Palestinian president Mahmoud Abbas has denounced the abductions, but yesterday said Israeli Prime Minister Benjamin Netanyahu should condemn the bloodshed triggered by the manhunt.
“I said the kidnapping was a crime, but does that justify the killing of... Palestinian teens in cold blood?” Abbas told Haaretz newspaper, referring to two young Palestinians who died this week.
“What does Netanyahu have to say about the killings?
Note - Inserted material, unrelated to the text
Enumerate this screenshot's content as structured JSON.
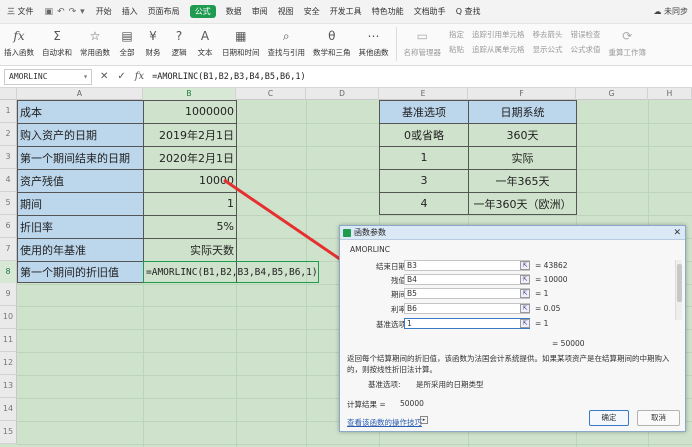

Does he condemn it?”
Abbas added: “I have no credible information that Hamas was behind the kidnapping.”
Netanyahu, who insists Hamas abducted the youths, told a meeting of his cabinet that Israel has “unequivocal proof” and “soon this information will be made public”. Army spokesman General Motti Almoz said, meanwhile, that all information indicates the teens “are alive”.
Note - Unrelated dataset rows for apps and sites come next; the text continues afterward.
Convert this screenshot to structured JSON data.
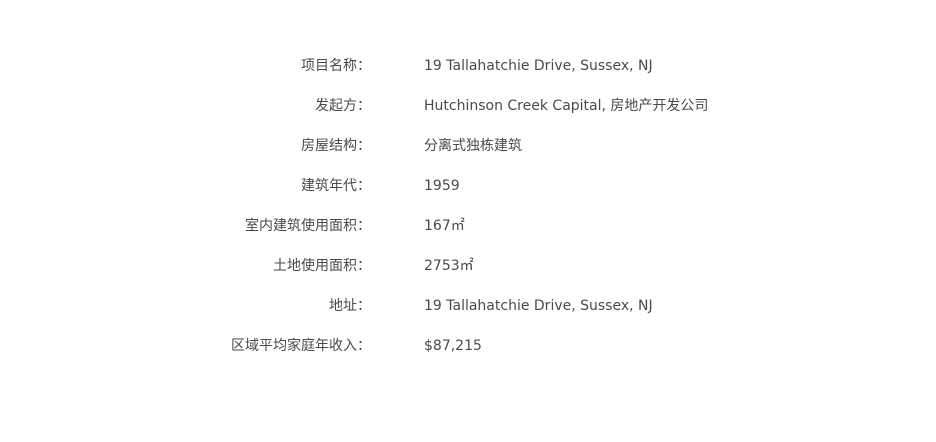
{
  "details": [
    {
      "label": "项目名称：",
      "value": "19 Tallahatchie Drive, Sussex, NJ"
    },
    {
      "label": "发起方：",
      "value": "Hutchinson Creek Capital, 房地产开发公司"
    },
    {
      "label": "房屋结构：",
      "value": "分离式独栋建筑"
    },
    {
      "label": "建筑年代：",
      "value": "1959"
    },
    {
      "label": "室内建筑使用面积：",
      "value": "167㎡"
    },
    {
      "label": "土地使用面积：",
      "value": "2753㎡"
    },
    {
      "label": "地址：",
      "value": "19 Tallahatchie Drive, Sussex, NJ"
    },
    {
      "label": "区域平均家庭年收入：",
      "value": "$87,215"
    }
  ]
}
Netanyahu also said Abbas must show his good intentions by finding the youths and returning them home, and “by his willingness to dissolve the unity government with Hamas”.
Israel has seized on the opportunity presented by the operation to try to rupture a reconciliation agreement between Abbas and Hamas, which saw the two sides recently agree on an interim government of independents, infuriating the Jewish state. Also yesterday, Netanyahu said Israel has “no intention of harming anyone”, even if some Palestinians are being killed.
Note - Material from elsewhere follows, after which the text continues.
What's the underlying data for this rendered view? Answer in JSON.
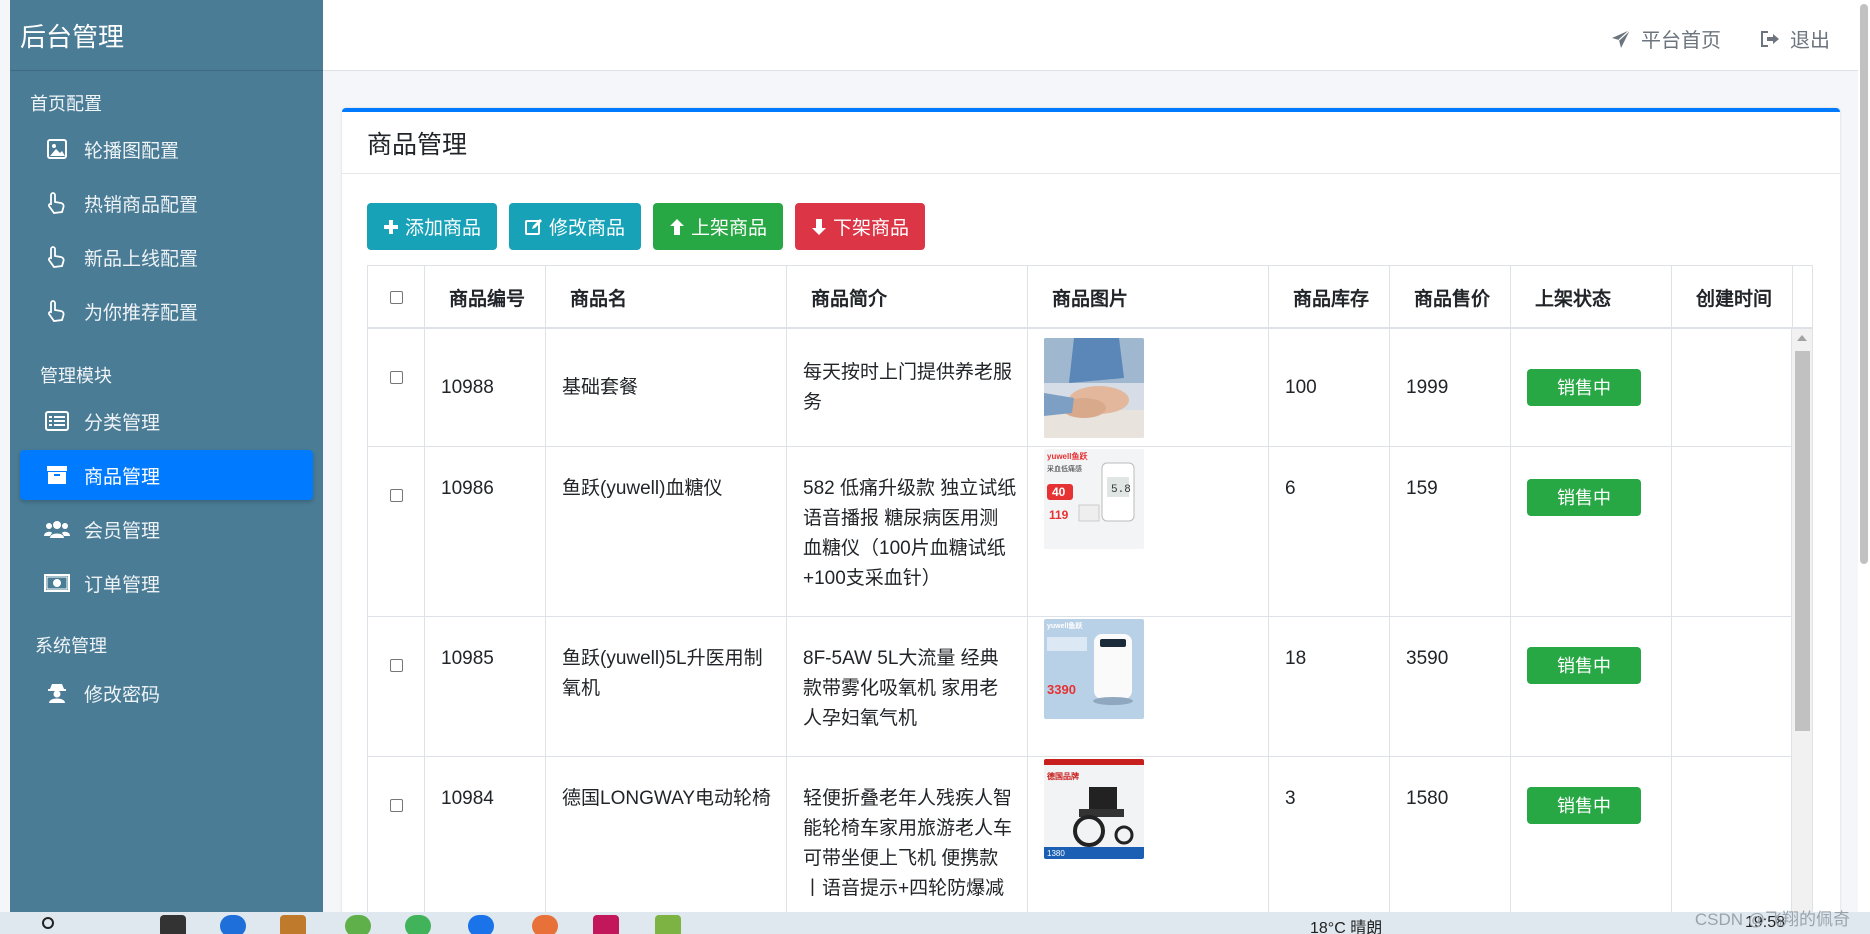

“But our forces are acting as necessary for self-defence, and from time to time, there are victims or casualties on the Palestinian side as a result.”
President Shimon Peres, who recently prayed for peace alongside Abbas at the Vatican, praised the Palestinian for his “courage in condemning several times the abduction”. Abbas “is the best peace partner Israel ever had and we should not miss the opportunity of making peace with him,” said Peres. Abbas spokesman Nabil Abu Rudeina said the Palestinian leadership had begun efforts to call for “an urgent session of the UN Security Council to put an end to the ongoing brutal Israeli aggression”.
He said that they are appealing to international organisations to “protect” Palestinians from Israel’s actions.
UN chief Ban Ki-moon, meanwhile, spoke to Netanyahu on Saturday voicing “deep solidarity” with the family of the missing Israeli boys, a UN statement said.
But he also “expressed concern over the increase violence, mass arrests and restriction of movement in the West Bank.”

No decision on threat to expel UN envoy
Israel’s foreign minister said yesterday a final decision has yet to be made on his threat to expel the UN’s peace envoy for offering to help transfer Qatari funds to Gaza. Avigdor Lieberman was reported to have said by Channel Two television that he wants to declare Robert Serry persona non grata and expel him from Israel over the alleged offer.
But his ministry’s spokesman Yigal Palmor said later that “no decision was taken at the meeting”. The television report had quoted Lieberman as saying that Serry, the UN’s special envoy on the Middle East peace process, had first tried to convince the Palestinian Authority to transfer $20m (¤14.7m) from Qatar to resolve a pay crisis for Hamas employees in Gaza. But after Palestinian President Mahmoud Abbas refused to do so, the rightwing ultra-nationalist Lieberman accused Serry of offering the UN’s help in making the transfer. Serry rejected the allegations, saying in a statement that the Palestinian Authority had approached him “informally” on the matter.
“In considering any UN role on the issue of payments of salaries in Gaza that has potentially destabilising effects on security in Gaza, I made it clear that we would only be able to be of assistance if acceptable to all stakeholders, including Israel,” he added.